Qatar has committed to generating 1.8 gigawatts of solar power by 2014, and meet 20 percent of its energy needs with solar in the future. Qatar Solar Technologies – a joint venture between Qatar Foundation (70 percent), SolarWorld AG (29 percent) and the Qatar Development Bank (1 percent) – will be central to achieving this. Chairman and CEO Dr Khalid Klefeekh Al Hajri discusses the development of QSTech’s polysilicon plant, and explains how important the company is to the Qatar National Vision.
The New Economy: How does Qatar solar technologies plan to meet this twenty percent challenge?
Dr Khalid Klefeekh Al Hajri: First of all let’s go back to why we created Qatar solar technologies. Qatar Solar technologies was created based on the Qatar national vision. Which involves by 2030 the diversification of solar technology. So it’s already been determined that Qatar Solar will be the main main company that will lead the development of the industry. So what do we fit? We fit in the centre.
The New Economy: And how important is solar energy to the Qatar national vision?
Dr Khalid Klefeekh Al Hajri: Well in fact solar energy is very important to all nations throughout the world. And Qatar is not different than any country. One of the things is just move the country from hydrocarbon base to a knowledge base. And by getting the solar industry as a source of energy will bring with it new technology, new research and development, a new opportunity for recruitment, a new opportunity for development and also will have positive impact on the climate change everybody’s complaining about. However, I have to highlight here: Qatar is producing the most hydrocarbon friendly to the environment. liquified natural gas, gas to liquid, all this kind of project, which is compared to other things less harm to the environment. In addition to that, they are going through this solar industry to make sure that any problem with the climate change is supported to overcome it, and also to make the life for the future generation better than the life you and I we are looking through.
The New Economy: Tell us about your polysilicone plant, how are things progressing?
Dr Khalid Klefeekh Al Hajri: First of all let me tell you about the size we have. We have one point two million square meters. That size when fully operational will be generating around six point five gigawatts. So in order to approach the best utilisation of the land, we planned our project on phases. So we say we’ll make the phase one, which is about eight thousand ton, that will give you around one point four gigawatt. The plant currently construction is going on, we started our construction, we completed more than two million man hours safely. The quality is aligned with what has been set for it. By the end of 2013 we will have started the plant. So let’s hope everything goes as planned, and I am so confident we will do it as we structured it.
The New Economy: Now to develop the plant you worked with some key German solar companies. Tell us about these partnerships.
Dr Khalid Klefeekh Al Hajri: Yeah, in reality we did it with too many of the stakeholders, some of them really have that direct impact on the organisation like SolarWorld, which is the leading integrated German company.

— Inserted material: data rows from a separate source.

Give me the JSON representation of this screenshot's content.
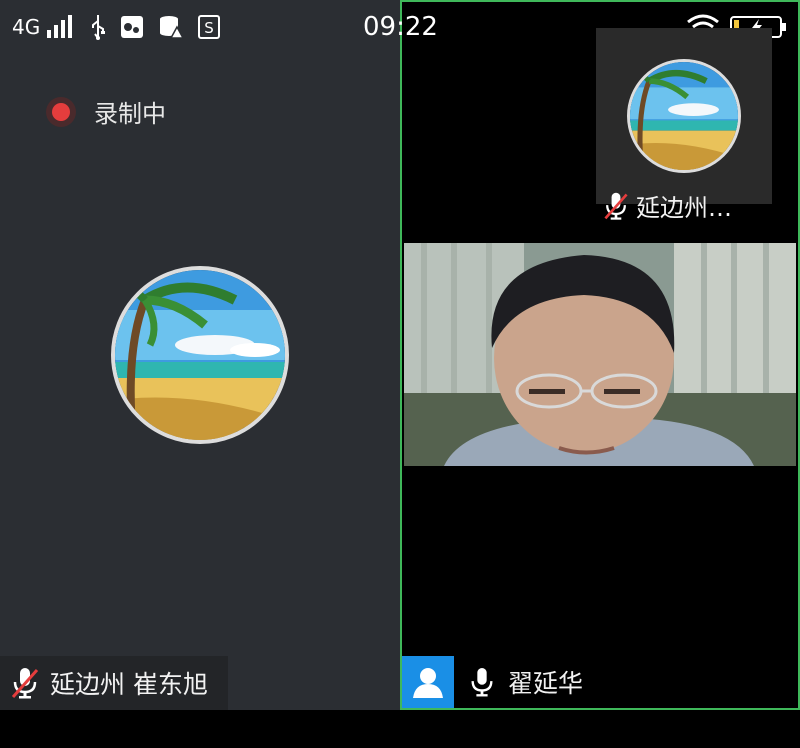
{
  "status_bar": {
    "network": "4G",
    "time": "09:22",
    "colors": {
      "battery_fill": "#f2c53d"
    }
  },
  "recording": {
    "label": "录制中",
    "colors": {
      "dot": "#e53d3d"
    }
  },
  "participants": {
    "left": {
      "name": "延边州 崔东旭",
      "mic_icon": "mic-muted-icon"
    },
    "pip": {
      "name": "延边州…",
      "mic_icon": "mic-muted-icon"
    },
    "main_video": {
      "name": "翟延华",
      "mic_icon": "mic-icon",
      "avatar_icon": "user-icon"
    }
  },
  "colors": {
    "left_pane_bg": "#2b2e33",
    "active_border": "#3fb85a",
    "user_badge": "#1a8fe6"
  }
}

They represent 20 percent of the equity of Qatar Solar Technology. Also the technology we’re using Seamans, the technology provider, is centre with them which is very leading technology profile. And the technology we are using is 85 percent of the technology worldwide are using that technology. However I have forgotten to mention that we will be reducing the commission of the plant by the end of 2013.
The New Economy: There are many interesting ongoing solar projects in Qatar. Tell us about your role in these and the development of them
Dr Khalid Klefeekh Al Hajri: I don’t think there are too many companies involved in the solar industry. We are, but they’re our customers. So we will be providing, we are the only company producing the solar materials for the panels in the future. and then the rest of them are utilising what we are producing. So, we have for example, Qatar Foundation, all their facilities – be that the Convention Centre, or Msheireb or other subsidiaries that belong to them – are using solar technology, therefore we would provide them with that.
In addition we have signed a lot of memorandum of understanding, with Qatar electricity and water companies, city and energy, and national food security. And maybe you heard that Qatar has already announced that 20 percent of the future will be utilising from the solar resource of technology. In addition we will have 1.8GW starting in 2014 and I think annually we will go for 1.5GW after that.
The New Economy: So what’s next for Qatar solar technologies as you look to the next 3, 4, 5 years?
Dr Khalid Klefeekh Al Hajri: I think it’s the future better than what we are today, better than the past because we are learning, we are going through the leaning curve, and we are still young and by that time we will be better than what we do with them today. And we will be meeting the demand the state is looking for. And we will make sure that their vision is a reality.
The New Economy:Dr. Al Hajri, Thank you
Dr Khalid Klefeekh Al Hajri: Thank you so much, Nick